*What you will do*
All of the entries must be reproduced exactly, with no images carried over.
:: The data ::
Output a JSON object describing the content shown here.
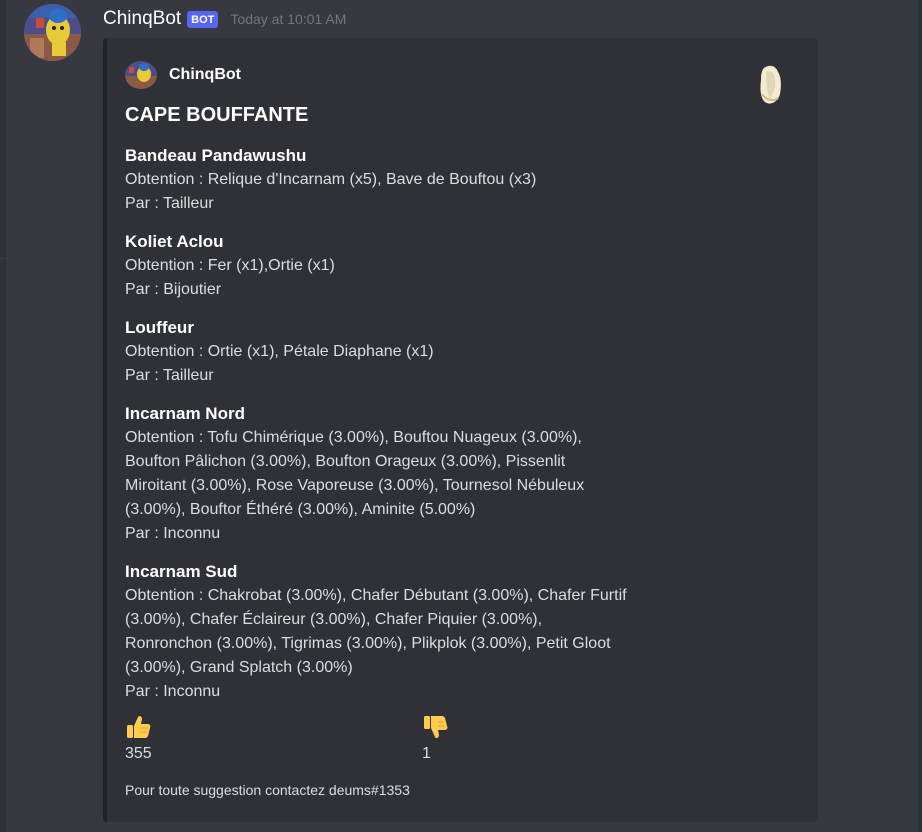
{
  "message": {
    "username": "ChinqBot",
    "bot_tag": "BOT",
    "timestamp": "Today at 10:01 AM",
    "avatar_icon": "avatar-image"
  },
  "embed": {
    "author": "ChinqBot",
    "title": "CAPE BOUFFANTE",
    "thumbnail_icon": "item-thumbnail",
    "fields": [
      {
        "name": "Bandeau Pandawushu",
        "lines": [
          "Obtention : Relique d'Incarnam (x5), Bave de Bouftou (x3)",
          "Par : Tailleur"
        ]
      },
      {
        "name": "Koliet Aclou",
        "lines": [
          "Obtention : Fer (x1),Ortie (x1)",
          "Par : Bijoutier"
        ]
      },
      {
        "name": "Louffeur",
        "lines": [
          "Obtention : Ortie (x1), Pétale Diaphane (x1)",
          "Par : Tailleur"
        ]
      },
      {
        "name": "Incarnam Nord",
        "lines": [
          "Obtention : Tofu Chimérique (3.00%), Bouftou Nuageux (3.00%),",
          "Boufton Pâlichon (3.00%), Boufton Orageux (3.00%), Pissenlit",
          "Miroitant (3.00%), Rose Vaporeuse (3.00%), Tournesol Nébuleux",
          "(3.00%), Bouftor Éthéré (3.00%), Aminite (5.00%)",
          "Par : Inconnu"
        ]
      },
      {
        "name": "Incarnam Sud",
        "lines": [
          "Obtention : Chakrobat (3.00%), Chafer Débutant (3.00%), Chafer Furtif",
          "(3.00%), Chafer Éclaireur (3.00%), Chafer Piquier (3.00%),",
          "Ronronchon (3.00%), Tigrimas (3.00%), Plikplok (3.00%), Petit Gloot",
          "(3.00%), Grand Splatch (3.00%)",
          "Par : Inconnu"
        ]
      }
    ],
    "reactions": [
      {
        "icon": "thumbs-up-icon",
        "count": "355"
      },
      {
        "icon": "thumbs-down-icon",
        "count": "1"
      }
    ],
    "footer": "Pour toute suggestion contactez deums#1353"
  },
  "colors": {
    "background": "#36393f",
    "embed_background": "#2f3136",
    "bot_tag": "#5865f2",
    "timestamp": "#72767d",
    "emoji_yellow": "#ffcc4d"
  }
}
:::
*Problem solution*
Output a JSON object describing the content shown here.
{
  "message": {
    "username": "ChinqBot",
    "bot_tag": "BOT",
    "timestamp": "Today at 10:01 AM",
    "avatar_icon": "avatar-image"
  },
  "embed": {
    "author": "ChinqBot",
    "title": "CAPE BOUFFANTE",
    "thumbnail_icon": "item-thumbnail",
    "fields": [
      {
        "name": "Bandeau Pandawushu",
        "lines": [
          "Obtention : Relique d'Incarnam (x5), Bave de Bouftou (x3)",
          "Par : Tailleur"
        ]
      },
      {
        "name": "Koliet Aclou",
        "lines": [
          "Obtention : Fer (x1),Ortie (x1)",
          "Par : Bijoutier"
        ]
      },
      {
        "name": "Louffeur",
        "lines": [
          "Obtention : Ortie (x1), Pétale Diaphane (x1)",
          "Par : Tailleur"
        ]
      },
      {
        "name": "Incarnam Nord",
        "lines": [
          "Obtention : Tofu Chimérique (3.00%), Bouftou Nuageux (3.00%),",
          "Boufton Pâlichon (3.00%), Boufton Orageux (3.00%), Pissenlit",
          "Miroitant (3.00%), Rose Vaporeuse (3.00%), Tournesol Nébuleux",
          "(3.00%), Bouftor Éthéré (3.00%), Aminite (5.00%)",
          "Par : Inconnu"
        ]
      },
      {
        "name": "Incarnam Sud",
        "lines": [
          "Obtention : Chakrobat (3.00%), Chafer Débutant (3.00%), Chafer Furtif",
          "(3.00%), Chafer Éclaireur (3.00%), Chafer Piquier (3.00%),",
          "Ronronchon (3.00%), Tigrimas (3.00%), Plikplok (3.00%), Petit Gloot",
          "(3.00%), Grand Splatch (3.00%)",
          "Par : Inconnu"
        ]
      }
    ],
    "reactions": [
      {
        "icon": "thumbs-up-icon",
        "count": "355"
      },
      {
        "icon": "thumbs-down-icon",
        "count": "1"
      }
    ],
    "footer": "Pour toute suggestion contactez deums#1353"
  },
  "colors": {
    "background": "#36393f",
    "embed_background": "#2f3136",
    "bot_tag": "#5865f2",
    "timestamp": "#72767d",
    "emoji_yellow": "#ffcc4d"
  }
}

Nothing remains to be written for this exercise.